▶ [ASSIGNED TASK]: Wherever a line of the listing holds the string "placeholder", copy that line.

▶ [DATA TO EXAMINE]:
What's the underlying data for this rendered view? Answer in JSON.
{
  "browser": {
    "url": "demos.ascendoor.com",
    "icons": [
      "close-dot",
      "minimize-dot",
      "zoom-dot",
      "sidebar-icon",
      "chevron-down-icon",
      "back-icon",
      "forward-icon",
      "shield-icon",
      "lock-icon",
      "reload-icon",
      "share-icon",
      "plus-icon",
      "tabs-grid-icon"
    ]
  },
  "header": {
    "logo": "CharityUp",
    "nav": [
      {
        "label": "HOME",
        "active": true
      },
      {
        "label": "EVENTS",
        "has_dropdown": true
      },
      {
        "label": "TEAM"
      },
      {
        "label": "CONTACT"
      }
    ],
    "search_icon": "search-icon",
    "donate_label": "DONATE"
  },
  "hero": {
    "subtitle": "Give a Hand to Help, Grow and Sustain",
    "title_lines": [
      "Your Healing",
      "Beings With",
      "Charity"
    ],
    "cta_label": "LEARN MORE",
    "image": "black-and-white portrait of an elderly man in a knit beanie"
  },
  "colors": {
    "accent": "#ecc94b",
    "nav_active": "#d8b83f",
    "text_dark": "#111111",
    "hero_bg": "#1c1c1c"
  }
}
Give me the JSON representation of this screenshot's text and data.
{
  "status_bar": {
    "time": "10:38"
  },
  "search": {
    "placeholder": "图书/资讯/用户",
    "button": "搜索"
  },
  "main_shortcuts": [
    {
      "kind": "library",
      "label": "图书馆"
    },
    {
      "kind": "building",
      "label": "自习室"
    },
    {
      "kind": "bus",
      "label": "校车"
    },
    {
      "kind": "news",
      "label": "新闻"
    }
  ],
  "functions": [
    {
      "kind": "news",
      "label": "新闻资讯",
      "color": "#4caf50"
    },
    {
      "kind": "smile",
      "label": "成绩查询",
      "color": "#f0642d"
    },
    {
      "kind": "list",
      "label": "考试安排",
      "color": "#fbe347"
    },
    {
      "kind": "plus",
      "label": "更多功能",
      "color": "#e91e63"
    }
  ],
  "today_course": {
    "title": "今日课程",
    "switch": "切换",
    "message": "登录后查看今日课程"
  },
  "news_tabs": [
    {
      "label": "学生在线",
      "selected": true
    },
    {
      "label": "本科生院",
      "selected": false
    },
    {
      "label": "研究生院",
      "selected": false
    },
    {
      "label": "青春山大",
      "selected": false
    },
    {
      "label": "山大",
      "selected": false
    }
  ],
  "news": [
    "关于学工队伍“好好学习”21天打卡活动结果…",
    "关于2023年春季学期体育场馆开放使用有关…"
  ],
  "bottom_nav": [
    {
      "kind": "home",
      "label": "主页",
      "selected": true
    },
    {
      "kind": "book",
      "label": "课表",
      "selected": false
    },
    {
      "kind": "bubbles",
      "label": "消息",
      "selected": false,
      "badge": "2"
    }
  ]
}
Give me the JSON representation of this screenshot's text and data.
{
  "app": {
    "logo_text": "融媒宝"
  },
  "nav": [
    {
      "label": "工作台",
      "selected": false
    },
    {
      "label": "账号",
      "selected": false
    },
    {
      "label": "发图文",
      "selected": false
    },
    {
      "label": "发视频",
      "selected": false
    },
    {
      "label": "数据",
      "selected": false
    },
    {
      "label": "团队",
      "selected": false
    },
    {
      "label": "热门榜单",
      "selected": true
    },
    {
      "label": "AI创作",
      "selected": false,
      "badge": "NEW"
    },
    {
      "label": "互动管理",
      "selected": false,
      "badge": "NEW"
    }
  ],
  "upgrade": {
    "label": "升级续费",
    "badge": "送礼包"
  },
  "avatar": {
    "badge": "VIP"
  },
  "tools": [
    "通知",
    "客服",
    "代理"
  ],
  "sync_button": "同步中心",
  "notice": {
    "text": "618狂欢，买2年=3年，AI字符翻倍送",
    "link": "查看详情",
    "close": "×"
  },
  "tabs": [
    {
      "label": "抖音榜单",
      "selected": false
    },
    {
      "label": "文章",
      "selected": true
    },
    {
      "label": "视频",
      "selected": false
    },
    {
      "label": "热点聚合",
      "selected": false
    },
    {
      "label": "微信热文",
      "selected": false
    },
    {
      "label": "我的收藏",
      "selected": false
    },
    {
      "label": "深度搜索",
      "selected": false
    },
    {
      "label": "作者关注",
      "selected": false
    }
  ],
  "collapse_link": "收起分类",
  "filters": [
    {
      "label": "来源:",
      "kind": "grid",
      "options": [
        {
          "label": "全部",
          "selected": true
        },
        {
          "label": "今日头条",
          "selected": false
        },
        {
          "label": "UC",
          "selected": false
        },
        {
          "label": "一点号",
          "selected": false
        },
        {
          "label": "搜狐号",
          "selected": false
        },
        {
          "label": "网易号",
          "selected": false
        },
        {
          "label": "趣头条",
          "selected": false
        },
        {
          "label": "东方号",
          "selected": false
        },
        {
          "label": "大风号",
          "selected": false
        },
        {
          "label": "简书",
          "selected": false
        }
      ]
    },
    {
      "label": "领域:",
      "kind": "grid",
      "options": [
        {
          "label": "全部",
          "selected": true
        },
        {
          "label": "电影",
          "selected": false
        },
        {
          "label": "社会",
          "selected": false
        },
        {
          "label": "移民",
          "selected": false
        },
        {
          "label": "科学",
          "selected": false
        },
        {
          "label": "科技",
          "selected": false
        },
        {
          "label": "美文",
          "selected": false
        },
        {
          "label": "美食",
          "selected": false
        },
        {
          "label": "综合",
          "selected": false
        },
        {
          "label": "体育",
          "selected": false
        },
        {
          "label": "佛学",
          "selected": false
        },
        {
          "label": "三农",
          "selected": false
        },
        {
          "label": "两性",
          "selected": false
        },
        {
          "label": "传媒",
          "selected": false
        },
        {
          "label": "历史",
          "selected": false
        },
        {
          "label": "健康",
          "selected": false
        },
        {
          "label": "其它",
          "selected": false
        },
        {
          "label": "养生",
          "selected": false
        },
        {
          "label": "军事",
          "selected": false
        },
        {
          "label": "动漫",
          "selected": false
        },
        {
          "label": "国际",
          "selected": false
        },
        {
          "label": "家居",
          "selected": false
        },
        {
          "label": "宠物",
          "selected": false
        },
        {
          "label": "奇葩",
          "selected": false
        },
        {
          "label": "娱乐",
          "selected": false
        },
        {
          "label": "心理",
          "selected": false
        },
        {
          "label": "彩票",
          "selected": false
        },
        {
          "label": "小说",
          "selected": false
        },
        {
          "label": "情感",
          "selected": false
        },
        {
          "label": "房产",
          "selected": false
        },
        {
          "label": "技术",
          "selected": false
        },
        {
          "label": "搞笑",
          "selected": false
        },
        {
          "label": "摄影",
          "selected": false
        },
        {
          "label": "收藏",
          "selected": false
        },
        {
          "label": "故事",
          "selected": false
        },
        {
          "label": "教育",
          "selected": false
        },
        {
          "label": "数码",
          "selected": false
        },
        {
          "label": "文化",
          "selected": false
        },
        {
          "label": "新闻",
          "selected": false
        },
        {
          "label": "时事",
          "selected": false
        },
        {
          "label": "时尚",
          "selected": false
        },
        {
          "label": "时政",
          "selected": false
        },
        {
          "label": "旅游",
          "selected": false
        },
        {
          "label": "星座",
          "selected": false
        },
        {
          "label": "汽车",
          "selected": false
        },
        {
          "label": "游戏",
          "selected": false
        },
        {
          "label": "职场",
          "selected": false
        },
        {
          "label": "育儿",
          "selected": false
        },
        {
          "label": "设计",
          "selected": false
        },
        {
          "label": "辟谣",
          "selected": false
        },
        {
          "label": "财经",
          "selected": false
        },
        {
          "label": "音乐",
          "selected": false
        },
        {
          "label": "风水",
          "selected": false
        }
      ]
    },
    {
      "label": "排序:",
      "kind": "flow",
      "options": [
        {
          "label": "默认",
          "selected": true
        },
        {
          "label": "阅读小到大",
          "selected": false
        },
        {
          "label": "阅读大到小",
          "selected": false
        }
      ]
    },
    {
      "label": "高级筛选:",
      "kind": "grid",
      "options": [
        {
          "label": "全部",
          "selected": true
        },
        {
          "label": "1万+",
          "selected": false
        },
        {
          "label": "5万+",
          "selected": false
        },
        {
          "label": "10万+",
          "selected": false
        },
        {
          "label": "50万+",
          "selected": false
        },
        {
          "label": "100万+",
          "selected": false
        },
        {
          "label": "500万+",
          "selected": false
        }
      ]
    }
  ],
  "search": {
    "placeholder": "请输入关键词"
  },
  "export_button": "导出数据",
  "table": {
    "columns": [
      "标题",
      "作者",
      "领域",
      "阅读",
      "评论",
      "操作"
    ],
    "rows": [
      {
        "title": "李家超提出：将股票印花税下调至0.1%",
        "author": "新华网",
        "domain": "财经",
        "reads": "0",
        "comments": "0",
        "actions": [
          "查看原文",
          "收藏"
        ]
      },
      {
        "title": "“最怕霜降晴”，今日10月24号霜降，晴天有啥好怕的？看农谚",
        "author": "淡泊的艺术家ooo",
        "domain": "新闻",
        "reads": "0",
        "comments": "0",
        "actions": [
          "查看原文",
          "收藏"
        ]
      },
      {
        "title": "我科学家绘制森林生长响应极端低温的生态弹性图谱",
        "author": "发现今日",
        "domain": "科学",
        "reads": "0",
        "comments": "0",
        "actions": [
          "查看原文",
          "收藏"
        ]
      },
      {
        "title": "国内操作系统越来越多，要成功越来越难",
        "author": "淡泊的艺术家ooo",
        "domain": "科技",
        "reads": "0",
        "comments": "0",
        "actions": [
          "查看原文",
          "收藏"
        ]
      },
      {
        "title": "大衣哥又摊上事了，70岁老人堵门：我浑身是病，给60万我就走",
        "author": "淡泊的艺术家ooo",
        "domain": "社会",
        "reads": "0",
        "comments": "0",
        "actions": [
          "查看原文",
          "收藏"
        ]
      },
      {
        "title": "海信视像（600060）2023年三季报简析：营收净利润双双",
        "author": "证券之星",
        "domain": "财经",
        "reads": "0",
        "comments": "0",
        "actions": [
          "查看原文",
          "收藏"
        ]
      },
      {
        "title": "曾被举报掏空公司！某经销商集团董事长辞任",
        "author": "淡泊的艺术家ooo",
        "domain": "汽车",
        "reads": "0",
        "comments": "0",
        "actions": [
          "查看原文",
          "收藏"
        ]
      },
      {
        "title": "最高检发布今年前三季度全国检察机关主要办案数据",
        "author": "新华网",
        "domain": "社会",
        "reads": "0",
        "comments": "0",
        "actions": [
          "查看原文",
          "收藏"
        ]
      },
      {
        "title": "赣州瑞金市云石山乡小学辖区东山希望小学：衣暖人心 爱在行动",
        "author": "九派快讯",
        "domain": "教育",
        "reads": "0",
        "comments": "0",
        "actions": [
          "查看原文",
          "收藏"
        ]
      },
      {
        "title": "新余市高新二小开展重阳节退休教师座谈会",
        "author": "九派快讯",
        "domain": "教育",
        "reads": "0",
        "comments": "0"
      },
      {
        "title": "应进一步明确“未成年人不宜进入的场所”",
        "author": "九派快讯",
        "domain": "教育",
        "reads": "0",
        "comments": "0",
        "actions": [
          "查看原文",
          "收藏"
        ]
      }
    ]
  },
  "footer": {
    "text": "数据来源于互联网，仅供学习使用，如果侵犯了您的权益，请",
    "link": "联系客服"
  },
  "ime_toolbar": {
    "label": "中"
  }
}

▶ [RESPONSE TO THE TASK]:
    "placeholder": "图书/资讯/用户",
    "placeholder": "请输入关键词"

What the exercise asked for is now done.